She relates that her first experience serving in a faculty position was at the Ohio State University College of Veterinary Medicine, and later at her alma mater (Michigan State) where she directed an online Master’s of Science and Food Safety and was able to continue her research.
It was while she was serving as an Associate Dean at Michigan State, that she saw that the UofA was thinking about opening a College of Veterinary Medicine with this new and innovate approach to teaching. “I signed up to get updates on the program. Then I saw that they were looking for a Dean of the College. I was totally satisfied with my position at Michigan State, but was every so curious about this teaching approach. So I applied for the job.”
“I was intrigued about the challenge of starting a new college, from the ground up.” The earliest reference to a UofA College of Veterinary Medicine was over 50 years ago. So this has been a very long journey and many people have had their hands in its progress and bringing it to fruition.
The program has been up and running for two years now. (We are not counting the lost covid years). “I was hired in early 2019 to get things going, and then covid hit.”
This program is a very demanding program and runs year round. There are 110 students matriculated each year with a total of 330 possible at any given time. “We are getting ready to add our last 110 students this fall. The class of 2023 (August) will be our first graduating class and they are beginning their last year here, which is the most exciting year. All their clinicals, live surgeries and internships will be happening this year.”
There are only 110 total possible spots for students each year and with over 1800 applicants to chose from, there are a list of prerequisites each applicant will need under their belt before they are ready for the program. “The bar is not set low, yet it’s not set too high. We call it a holistic approach to admissions. We take into account many factors that we hope will help contribute to the student’s success here, besides grades in science classes.

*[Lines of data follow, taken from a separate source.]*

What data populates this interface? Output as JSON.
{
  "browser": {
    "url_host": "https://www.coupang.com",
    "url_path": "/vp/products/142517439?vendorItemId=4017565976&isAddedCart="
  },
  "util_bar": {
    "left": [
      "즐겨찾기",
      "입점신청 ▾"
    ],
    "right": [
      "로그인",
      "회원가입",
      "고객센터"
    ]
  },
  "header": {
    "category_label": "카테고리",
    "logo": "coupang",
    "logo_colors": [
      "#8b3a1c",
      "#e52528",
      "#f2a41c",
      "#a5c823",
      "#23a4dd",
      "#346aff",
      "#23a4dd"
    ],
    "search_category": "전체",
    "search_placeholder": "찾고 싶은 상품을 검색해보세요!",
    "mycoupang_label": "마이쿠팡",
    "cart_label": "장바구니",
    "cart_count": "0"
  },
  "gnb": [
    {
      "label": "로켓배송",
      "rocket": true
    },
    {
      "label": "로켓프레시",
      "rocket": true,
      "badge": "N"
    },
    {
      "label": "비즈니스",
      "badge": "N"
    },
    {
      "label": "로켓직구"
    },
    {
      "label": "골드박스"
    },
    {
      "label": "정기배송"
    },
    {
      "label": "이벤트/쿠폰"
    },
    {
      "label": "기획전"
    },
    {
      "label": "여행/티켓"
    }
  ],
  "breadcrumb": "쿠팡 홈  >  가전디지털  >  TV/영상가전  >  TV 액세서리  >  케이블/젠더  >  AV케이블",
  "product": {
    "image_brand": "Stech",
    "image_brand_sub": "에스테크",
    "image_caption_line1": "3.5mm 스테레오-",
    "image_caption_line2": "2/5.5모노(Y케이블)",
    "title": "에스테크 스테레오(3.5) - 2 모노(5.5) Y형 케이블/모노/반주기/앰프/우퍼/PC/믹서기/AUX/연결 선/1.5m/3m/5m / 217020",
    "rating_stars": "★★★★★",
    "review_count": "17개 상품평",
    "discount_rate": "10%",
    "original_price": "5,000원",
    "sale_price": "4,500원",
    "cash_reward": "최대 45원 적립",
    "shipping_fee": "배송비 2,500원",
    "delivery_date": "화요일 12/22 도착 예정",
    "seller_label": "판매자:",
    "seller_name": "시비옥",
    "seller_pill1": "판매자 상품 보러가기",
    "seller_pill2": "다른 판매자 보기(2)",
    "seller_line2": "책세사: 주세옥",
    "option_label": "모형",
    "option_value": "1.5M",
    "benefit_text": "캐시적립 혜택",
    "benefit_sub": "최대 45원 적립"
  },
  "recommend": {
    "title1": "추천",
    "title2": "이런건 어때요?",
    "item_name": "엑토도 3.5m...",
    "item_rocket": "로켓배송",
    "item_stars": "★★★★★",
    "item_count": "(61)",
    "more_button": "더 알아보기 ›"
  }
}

But this is, after all, a college of medicine and it is a demanding program.”
Demand for DVMs
There is a light at the end of the tunnel. There has been a shortage of Doctors of Veterinary Medicine (DVMs) for over 30 years now. Especially in food animal medicine in rural areas. The recent workforce shortages have only exacerbated this shortage. The bright side? Salary and compensation for DVM’s is rising dramatically (simple supply and demand). The Bureau of Labor Statistics reports that the average annual income for a DVM in 2021 is $100,000.
“However, with today’s extreme workforce demands, practices are already recruiting our first and second year students, with some having signed letters of intent. There are some students reporting that their starting salary is approaching $150,000. That’s good for our students! There is no better time to be in this field. We are in an employee’s market and salary pressures will continue to rise.”
That is a relief to know. The DVM degree offered at the college, is not an inexpensive degree. With the previous college classes needed to qualify, and the three year program here, even an Arizona resident could be looking at anywhere from $180,000 to the mid $200,000s to achieve their degree. But the college boasts that they will be ready to hit the road running in any veterinary practice in the country.
The UofA College of Veterinary Medicine, under Dean Funk’s leadership, will continue to shine and grow into an even more valuable gem to our community.